Ella has come at a time when the company was looking for an ‘easy-to-talk-to dialogue partner’ to advice women who have taken the morning-after pill. “In that situation, most women are emotionally heavily taxed and often unsure – unsure who to talk to and where to find the answers to their questions. With our conversation design, Ella guides them through the most important questions and helps to quickly get the urgently needed information on the morning-after pill,” the portal Raconteur.net quotes Nadine Scholl, a brand manager for women’s health.

 

In a study by Stanford University, Woebot, another one in the league, was noted to have reduced anxiety and depression in 18-28-year-olds. The bot reports once a day, asking questions like ‘how are you feeling’ or ‘what is your energy like?’

Then there is Tabatha to bring medical advice to people having symptoms of asthma. It helps them with self-identification of the disease rather than being a  doctor.

Another EI-powered chatbot, Replika, has been downloaded over two million times since it was launched last November. Developed by Eugenia Kuyda, it was a ‘digital memorial’ for dear friend Roman Mazurenko. For many, Replika is now a friend to ‘celebrate victories, lament failures and trade weird internet memes’.

 

Machines taking over men has always been debated and these EI-enabled chatbots are no exception as they “raise questions about the ever more intimate relationships between humans and computers,” writes Wired.com.

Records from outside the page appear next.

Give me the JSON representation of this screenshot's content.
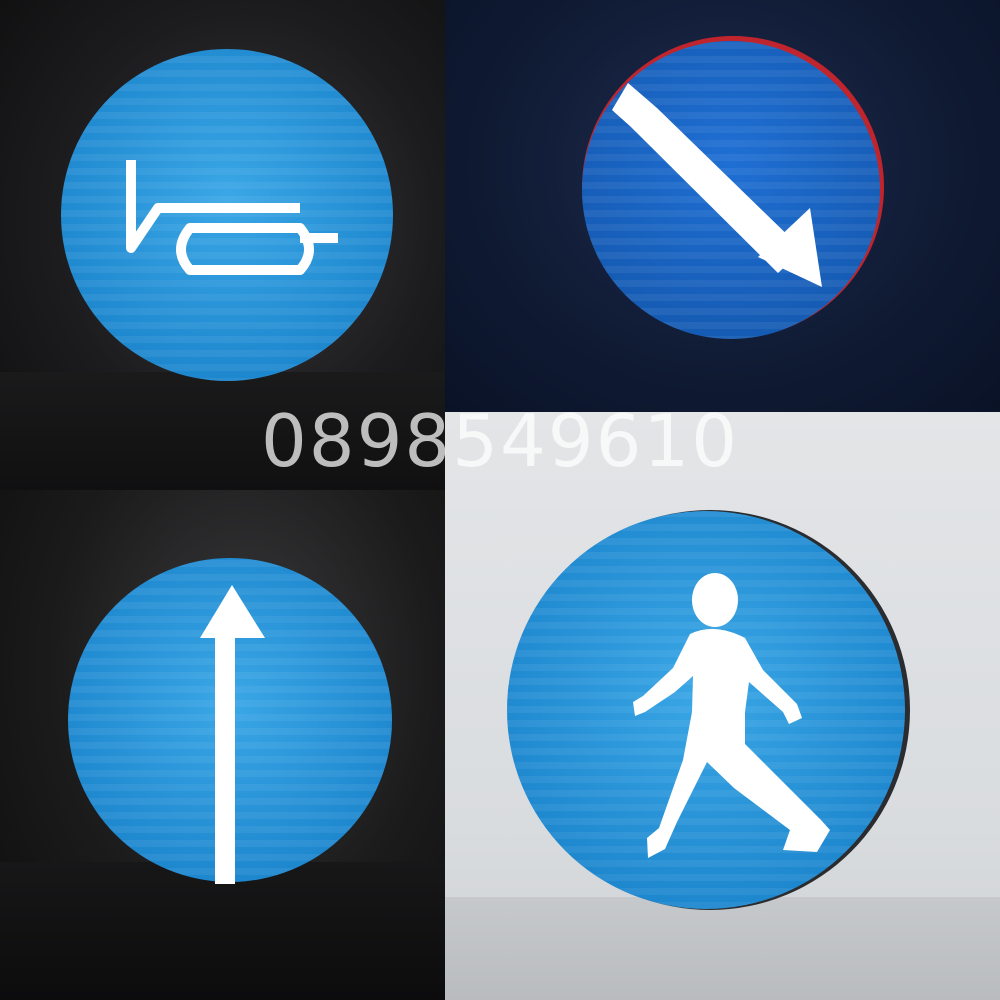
{
  "watermark": {
    "text": "0898549610"
  },
  "colors": {
    "sign_blue": "#1f8fd6",
    "sign_blue_dark": "#1565b8",
    "symbol_white": "#ffffff"
  },
  "signs": [
    {
      "id": "horn",
      "icon": "horn-icon"
    },
    {
      "id": "keep-right",
      "icon": "diagonal-arrow-icon"
    },
    {
      "id": "straight-ahead",
      "icon": "up-arrow-icon"
    },
    {
      "id": "pedestrian",
      "icon": "pedestrian-icon"
    }
  ]
}
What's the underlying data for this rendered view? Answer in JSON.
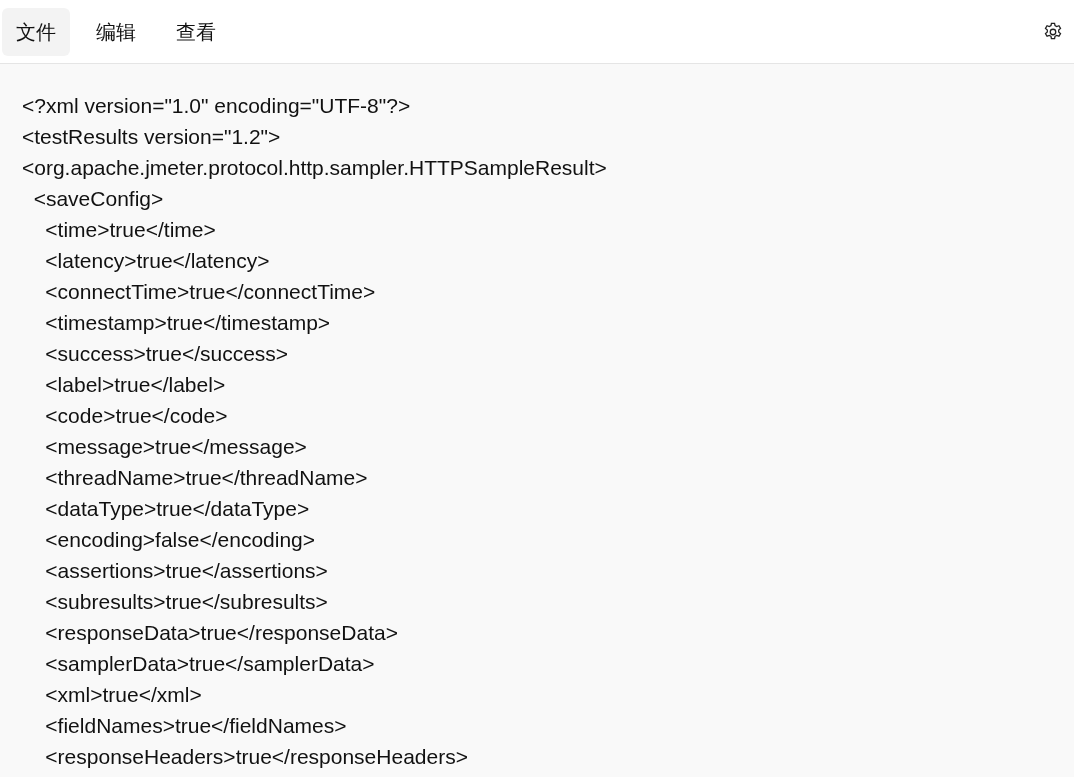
{
  "menu": [
    {
      "label": "文件",
      "selected": true
    },
    {
      "label": "编辑",
      "selected": false
    },
    {
      "label": "查看",
      "selected": false
    }
  ],
  "editor": {
    "lines": [
      "<?xml version=\"1.0\" encoding=\"UTF-8\"?>",
      "<testResults version=\"1.2\">",
      "<org.apache.jmeter.protocol.http.sampler.HTTPSampleResult>",
      "  <saveConfig>",
      "    <time>true</time>",
      "    <latency>true</latency>",
      "    <connectTime>true</connectTime>",
      "    <timestamp>true</timestamp>",
      "    <success>true</success>",
      "    <label>true</label>",
      "    <code>true</code>",
      "    <message>true</message>",
      "    <threadName>true</threadName>",
      "    <dataType>true</dataType>",
      "    <encoding>false</encoding>",
      "    <assertions>true</assertions>",
      "    <subresults>true</subresults>",
      "    <responseData>true</responseData>",
      "    <samplerData>true</samplerData>",
      "    <xml>true</xml>",
      "    <fieldNames>true</fieldNames>",
      "    <responseHeaders>true</responseHeaders>"
    ]
  }
}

Once it grows from the state of infancy and  goes beyond the big E’s — emotion and entertainment — there are wider implications in healthcare, public relations, marketing and communications, education, global PR, legal, manufacturing and transportation sectors.

Tags: chatbots, woebot